Fortunately, the

84

zeroes in Z simplify the algebra. Differentiating the above identity, we obtain another equation in da/dr, db/br and we then solve to obtain da/dr

- 29.1491

db/dr

- 0.3377

The rate of change with respect to r of the real parts of the pure imaginary roots of Z, (a + r), is d(a + r) dr

=

da/dr + 1

- 28.1491

Thus [d(a + r)]/dr f 0 and the hypothesis of Theorem 1 holds for our example in section II. REFERENCES 1. Arnold, V. 1., "Lectures on Bifurcation and Versal Families,"

Russian Mathematical Surveys, 27 (1972), 54-123.

2. Benhabib, J. and K. Nishimura, "The Hopf Bifurcation and the Existence and Stability of Closed Orbits in Multi-Sector Models of Optimal Economic Growth," Journal of Economic Theory, 21 (1979), 421-444. 3. Brock, W. A. and J. A. Scheinkman, "On the Long-Run Behavior of a Competitive Firm," in Equilibrium and Disequilibrium in Economic Theory, ed. G. Schwodiauer, D. Reidel Publishing Company, Dordrecht, Boston, 1978. 4. Bruslinskaya, N. N., "Qualitative Integration of a System of n Differential Equations in a Region Containing a Singular Point and a Limit Cycle," Society Mathematics Doklady, 2 (1961), 9-12. 5. Eisner, R. and R. Stroz, "Determinants of Business Investment," in Impacts of Monetary Policy (Commission on Money and Credit), Prentice-Hall, Englewood Cliffs, N.J., 1963. 6. Hirch, M. W. and S. Smale, Differential Equations, Dynamical Systems and Linear Algebra, Academic Press, New York, 1974. 7. Hopf, E., "Bifurcation of a Periodic Solution From a Stationary Solution of a System of Differential Equations," in J. E. Marsden and M. McCracken, The Hopf Bifurcation and Its Applications, Springer-Verlag, New York, 1976. 8. Lucas, R. E., "Optimal Investment Policy and the Flexible Accelerator," International Economic Review, 8 (1967), 78-85. 9. Lucas, R. E. and E. C. Prescott, "Investment Under Uncertainty," Econometrica, 44 (1976), 841-865. 10. Magill, M. J. P., "On Cyclical Motion in Dynamic Economics," Journal of Economics, Dynamics and Contr 1, 1 (1979), 199-218.

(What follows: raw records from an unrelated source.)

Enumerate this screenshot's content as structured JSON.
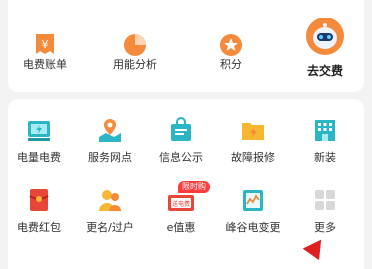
{
  "top_row": [
    {
      "label": "电费账单",
      "icon": "bill-icon"
    },
    {
      "label": "用能分析",
      "icon": "pie-chart-icon"
    },
    {
      "label": "积分",
      "icon": "star-icon"
    },
    {
      "label": "去交费",
      "icon": "robot-mascot-icon"
    }
  ],
  "grid_row1": [
    {
      "label": "电量电费",
      "icon": "electric-meter-icon"
    },
    {
      "label": "服务网点",
      "icon": "map-pin-icon"
    },
    {
      "label": "信息公示",
      "icon": "notice-bag-icon"
    },
    {
      "label": "故障报修",
      "icon": "repair-folder-icon"
    },
    {
      "label": "新装",
      "icon": "building-icon"
    }
  ],
  "grid_row2": [
    {
      "label": "电费红包",
      "icon": "red-envelope-icon"
    },
    {
      "label": "更名/过户",
      "icon": "users-icon"
    },
    {
      "label": "e值惠",
      "icon": "coupon-icon",
      "badge": "限时购",
      "coupon_text": "送电费"
    },
    {
      "label": "峰谷电变更",
      "icon": "chart-doc-icon"
    },
    {
      "label": "更多",
      "icon": "grid-more-icon"
    }
  ],
  "colors": {
    "orange": "#f58a3a",
    "red": "#e9463a",
    "teal": "#2bb6c5",
    "yellow": "#f7b733"
  }
}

85

11. Marsden, J. E. and M. McCracken, The Hopf Bifurcation and Its Applications, Applied Mathematical SCiences, No. 10, SpringerVerlag, New York, 1976. 12. Mortensen, D. T., "Generalized Costs of Adjustment and Dynamic Factor Demand Theory," Econometrica, 41 (1973), 657-665. 13. Pitchford, J. D. and S. J. Turnovsky, Applications of Control Theory to Economic Analysis, North-Holland, New York, 1977. 14. Scheinkman, J. A., "Stability of Separable Hamiltonians and Investment Theory," Review of Economic Studies, 45 (1978), 559570. 15. Treadway, A. B., "The Rational Multivariate Flexible Accelerator," Econometrica, 39 (1971), 845-855.